Posts Tagged “IRI market research”
Consumers’ financial strength is closely related to how well U.S. retailers’ fresh produce departments perform, according to an IRI representative.
Jonna Parker, the company’s Team Lead for Fresh, said that IRI primary shopper research found that if Americas were to receive a second stimulus check from the U.S. government, they would be more likely to spend it on meat and produce than other food and beverages.
“In all, 21% of consumers said they would buy more meat, 20% more produce and 7% would purchase restaurant meals more often,” she said in a joint report by 210 Analytics, IRI and the Produce Marketing Association (PMA). “This shows the fresh produce department performance is closely tied to financial strength.”
Consumers were also asked how the loss of a weekly unemployment benefit of $600 might affect shopping behavior.
“The top answer among current beneficiaries of the benefit was ‘buy less meat’ at 35%, followed by ‘buy fewer fresh fruits and vegetables’ at 29%, ‘buy fewer premium products’ at 24%, ‘switch more purchases to store brands versus national brands’ at 19%, and ‘buy fewer convenient meals to instead cook from scratch’ at 18%,” Parker said.
The joint report noted that fresh produce sales at U.S. retail in the week ended August 9 were up 9.5% year-on-year – putting it below the 12-13% weekly growth seen during July.
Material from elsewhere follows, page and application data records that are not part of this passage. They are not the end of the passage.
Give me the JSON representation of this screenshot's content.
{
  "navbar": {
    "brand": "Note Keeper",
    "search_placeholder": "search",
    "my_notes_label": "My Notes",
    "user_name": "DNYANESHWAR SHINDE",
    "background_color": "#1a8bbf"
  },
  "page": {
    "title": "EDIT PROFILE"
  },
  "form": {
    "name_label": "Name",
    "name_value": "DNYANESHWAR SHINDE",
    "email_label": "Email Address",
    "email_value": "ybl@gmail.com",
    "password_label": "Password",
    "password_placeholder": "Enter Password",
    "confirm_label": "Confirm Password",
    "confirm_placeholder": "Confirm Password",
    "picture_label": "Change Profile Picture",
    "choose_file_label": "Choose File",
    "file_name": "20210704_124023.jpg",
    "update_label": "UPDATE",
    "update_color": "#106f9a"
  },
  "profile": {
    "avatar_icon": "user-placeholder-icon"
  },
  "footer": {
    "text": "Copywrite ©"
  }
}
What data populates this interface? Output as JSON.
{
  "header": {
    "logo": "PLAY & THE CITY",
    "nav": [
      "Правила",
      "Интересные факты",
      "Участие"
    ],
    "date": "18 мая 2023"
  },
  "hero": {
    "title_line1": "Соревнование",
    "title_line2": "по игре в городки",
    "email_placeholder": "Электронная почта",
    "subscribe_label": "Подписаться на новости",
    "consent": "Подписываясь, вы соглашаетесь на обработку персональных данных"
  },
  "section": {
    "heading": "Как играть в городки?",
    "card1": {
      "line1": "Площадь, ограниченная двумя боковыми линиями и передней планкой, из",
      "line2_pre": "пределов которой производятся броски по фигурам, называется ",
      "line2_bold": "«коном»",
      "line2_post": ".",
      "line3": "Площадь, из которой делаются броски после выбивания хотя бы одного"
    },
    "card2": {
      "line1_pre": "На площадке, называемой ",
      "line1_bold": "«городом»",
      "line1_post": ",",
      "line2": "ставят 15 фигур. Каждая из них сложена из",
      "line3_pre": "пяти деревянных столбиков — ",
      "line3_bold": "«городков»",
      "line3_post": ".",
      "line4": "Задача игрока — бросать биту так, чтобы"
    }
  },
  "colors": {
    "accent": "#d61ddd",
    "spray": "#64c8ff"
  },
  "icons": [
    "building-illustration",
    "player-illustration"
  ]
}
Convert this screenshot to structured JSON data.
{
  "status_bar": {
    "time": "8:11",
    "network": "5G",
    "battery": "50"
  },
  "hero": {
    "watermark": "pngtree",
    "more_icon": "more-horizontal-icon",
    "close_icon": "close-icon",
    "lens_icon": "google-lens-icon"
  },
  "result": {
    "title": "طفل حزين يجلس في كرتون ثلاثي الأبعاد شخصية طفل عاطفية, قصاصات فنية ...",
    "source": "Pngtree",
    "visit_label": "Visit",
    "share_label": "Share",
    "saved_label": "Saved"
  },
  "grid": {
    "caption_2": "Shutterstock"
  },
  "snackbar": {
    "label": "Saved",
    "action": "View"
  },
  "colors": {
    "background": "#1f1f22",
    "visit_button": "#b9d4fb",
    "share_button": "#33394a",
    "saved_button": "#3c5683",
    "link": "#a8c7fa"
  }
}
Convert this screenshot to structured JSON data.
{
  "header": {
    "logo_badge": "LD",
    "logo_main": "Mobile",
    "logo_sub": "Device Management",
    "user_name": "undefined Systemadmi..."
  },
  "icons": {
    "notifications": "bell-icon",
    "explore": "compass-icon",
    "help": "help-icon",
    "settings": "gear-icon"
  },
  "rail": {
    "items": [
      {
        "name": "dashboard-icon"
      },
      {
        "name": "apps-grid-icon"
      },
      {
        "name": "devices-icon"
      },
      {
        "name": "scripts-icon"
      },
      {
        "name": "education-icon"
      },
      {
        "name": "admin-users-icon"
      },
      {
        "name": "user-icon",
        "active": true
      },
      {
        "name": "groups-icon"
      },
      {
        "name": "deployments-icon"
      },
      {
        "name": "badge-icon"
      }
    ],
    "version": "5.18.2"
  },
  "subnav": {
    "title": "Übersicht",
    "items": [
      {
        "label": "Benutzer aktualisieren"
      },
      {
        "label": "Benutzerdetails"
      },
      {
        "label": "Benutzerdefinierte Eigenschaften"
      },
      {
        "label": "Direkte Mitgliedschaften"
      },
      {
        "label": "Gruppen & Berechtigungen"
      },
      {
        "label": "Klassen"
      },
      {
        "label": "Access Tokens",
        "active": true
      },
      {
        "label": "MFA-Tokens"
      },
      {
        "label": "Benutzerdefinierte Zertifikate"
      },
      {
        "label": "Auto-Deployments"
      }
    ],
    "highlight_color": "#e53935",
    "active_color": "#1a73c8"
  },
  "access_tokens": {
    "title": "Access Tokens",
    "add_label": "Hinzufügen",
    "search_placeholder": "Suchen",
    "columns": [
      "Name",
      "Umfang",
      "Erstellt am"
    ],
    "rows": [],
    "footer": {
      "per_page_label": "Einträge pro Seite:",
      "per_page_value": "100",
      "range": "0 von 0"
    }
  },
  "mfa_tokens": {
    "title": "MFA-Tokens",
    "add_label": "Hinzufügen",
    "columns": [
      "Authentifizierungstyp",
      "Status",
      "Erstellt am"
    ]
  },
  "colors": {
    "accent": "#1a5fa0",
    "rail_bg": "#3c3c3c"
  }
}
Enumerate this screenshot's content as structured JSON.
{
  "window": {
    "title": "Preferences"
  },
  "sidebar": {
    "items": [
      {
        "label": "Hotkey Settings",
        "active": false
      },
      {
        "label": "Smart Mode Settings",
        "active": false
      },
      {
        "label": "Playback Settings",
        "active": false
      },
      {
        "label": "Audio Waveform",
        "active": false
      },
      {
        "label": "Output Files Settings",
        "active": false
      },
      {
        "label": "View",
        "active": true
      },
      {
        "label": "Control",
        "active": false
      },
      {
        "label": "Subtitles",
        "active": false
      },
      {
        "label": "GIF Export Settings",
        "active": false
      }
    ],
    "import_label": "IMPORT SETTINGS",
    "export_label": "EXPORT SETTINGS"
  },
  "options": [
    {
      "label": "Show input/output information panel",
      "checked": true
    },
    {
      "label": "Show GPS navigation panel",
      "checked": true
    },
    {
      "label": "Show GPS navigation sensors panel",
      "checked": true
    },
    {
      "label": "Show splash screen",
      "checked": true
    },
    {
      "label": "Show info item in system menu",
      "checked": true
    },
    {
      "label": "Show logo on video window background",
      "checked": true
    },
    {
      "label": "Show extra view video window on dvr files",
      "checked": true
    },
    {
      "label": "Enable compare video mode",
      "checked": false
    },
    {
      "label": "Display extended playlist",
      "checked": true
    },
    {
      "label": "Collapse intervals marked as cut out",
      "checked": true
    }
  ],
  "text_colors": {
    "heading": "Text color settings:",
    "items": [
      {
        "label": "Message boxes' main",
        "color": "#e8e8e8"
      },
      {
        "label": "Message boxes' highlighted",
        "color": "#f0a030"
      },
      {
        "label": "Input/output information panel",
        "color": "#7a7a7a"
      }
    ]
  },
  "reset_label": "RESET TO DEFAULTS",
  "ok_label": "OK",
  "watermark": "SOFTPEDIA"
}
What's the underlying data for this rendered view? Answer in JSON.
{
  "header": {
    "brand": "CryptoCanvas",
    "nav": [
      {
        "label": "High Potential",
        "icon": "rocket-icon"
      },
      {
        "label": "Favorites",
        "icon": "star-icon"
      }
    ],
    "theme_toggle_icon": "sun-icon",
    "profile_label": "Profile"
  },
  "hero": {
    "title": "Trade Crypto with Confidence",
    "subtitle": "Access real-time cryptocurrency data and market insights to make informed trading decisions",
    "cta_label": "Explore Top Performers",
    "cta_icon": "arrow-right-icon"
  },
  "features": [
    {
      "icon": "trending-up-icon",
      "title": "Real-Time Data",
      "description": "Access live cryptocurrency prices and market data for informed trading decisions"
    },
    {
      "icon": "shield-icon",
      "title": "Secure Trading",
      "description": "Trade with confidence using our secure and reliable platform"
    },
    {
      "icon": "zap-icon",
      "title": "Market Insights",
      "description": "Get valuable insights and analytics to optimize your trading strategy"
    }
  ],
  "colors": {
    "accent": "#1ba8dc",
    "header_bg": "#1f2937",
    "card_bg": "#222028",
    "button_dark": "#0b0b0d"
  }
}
Year-to-date through August, fresh produce department sales are up 11.1% over the same time period in 2019.
Frozen fruit and vegetables increased the most, up 27.4%. Joe Watson, VP of Membership and Engagement for the PMA, said that economic pressure “tends to have big impacts on grocery shopping”, including channel choice, the type of items and quantity bought, and the importance of price and promotions.
“During the next few weeks and months, it will be important to highlight the great value of fresh produce and home cooking,” he said. “At the same time, consumers appreciate help with recipe ideas and meal planning as that is an increasing area of struggle. We will also keep an eye on back-to-school that will look very different this year, which will once more impact year-over-year trending.”
Fresh produce retail sales were up 22 percent for the week ending April 26, compared to the same time a year ago.
The market research company IRI reports demand for fresh produce is here to stay, at least for the foreseeable future. During the last week of April fresh vegetable sales were up 30.4 percent, while fresh fruit sales jumped 16.2 percent.
The numbers represent a substantial jump over the previous week, which was competing with the week of Easter in 2019. It also means the highest figures since the end of the demand peak in the middle of March.
A report by 210 Analytics, IRI and the Produce Marketing Association also points out sales of frozen and shelf-stable produce remain highly elevated, being up 57.6 percent and 46.3 percent respectively.
IRI reports the numbers very clearly show higher everyday demand is being driven by in-home consumption and it is here to stay for the foreseeable future.
As the market is adjusting to the new era of COVID-19, some lingering issues remain with the supply chain. Then there is the totally new shopping arena affecting everything from the demand for products to having to find new ways to drive impulse buying.
The top three growth items in the U.S. in terms of absolute dollar gains over the same week in 2019 were berries (+$35 million), lettuce (+$29 million) and potatoes, (+$24 million).
However, at the category level, significant differences continue existing between dollars and volume, driven by deflationary pressure. With fruit, there were big decreases in price per volume for items such as avocados (-16.1 percent), grapes (-12.5 percent) and tangelos (-9.9 percent) the week ending April 26.
Concerning vegetables, onions had a strong 37.3 percent increase in dollars. However volume sales were up 55.1 percent, with the retail price per volume down more than 11 percent.
Other produce items with large decreases in the price per volume were celery (-24.8 percent), peppers (-12.6 percent) and Brussels sprouts (-6.6 percent).
There was an opposite affect for other items, especially potatoes, with dollar sales still going strong, at +50.8 percent, and volume up 38.7 percent. Retail potato prices were 8.8 percent higher versus the same week a year ago.
As for fruit, the top 10 items in terms of dollar sales saw flat sales for two items (grapes and melons) but double-digit increases for seven.
Oranges continue a hot streak with another terrific 71 percent gain versus year ago. Highlighting nutritional benefits, particularly Vitamin C, in many other fruits and vegetables may benefit sales in weeks to come.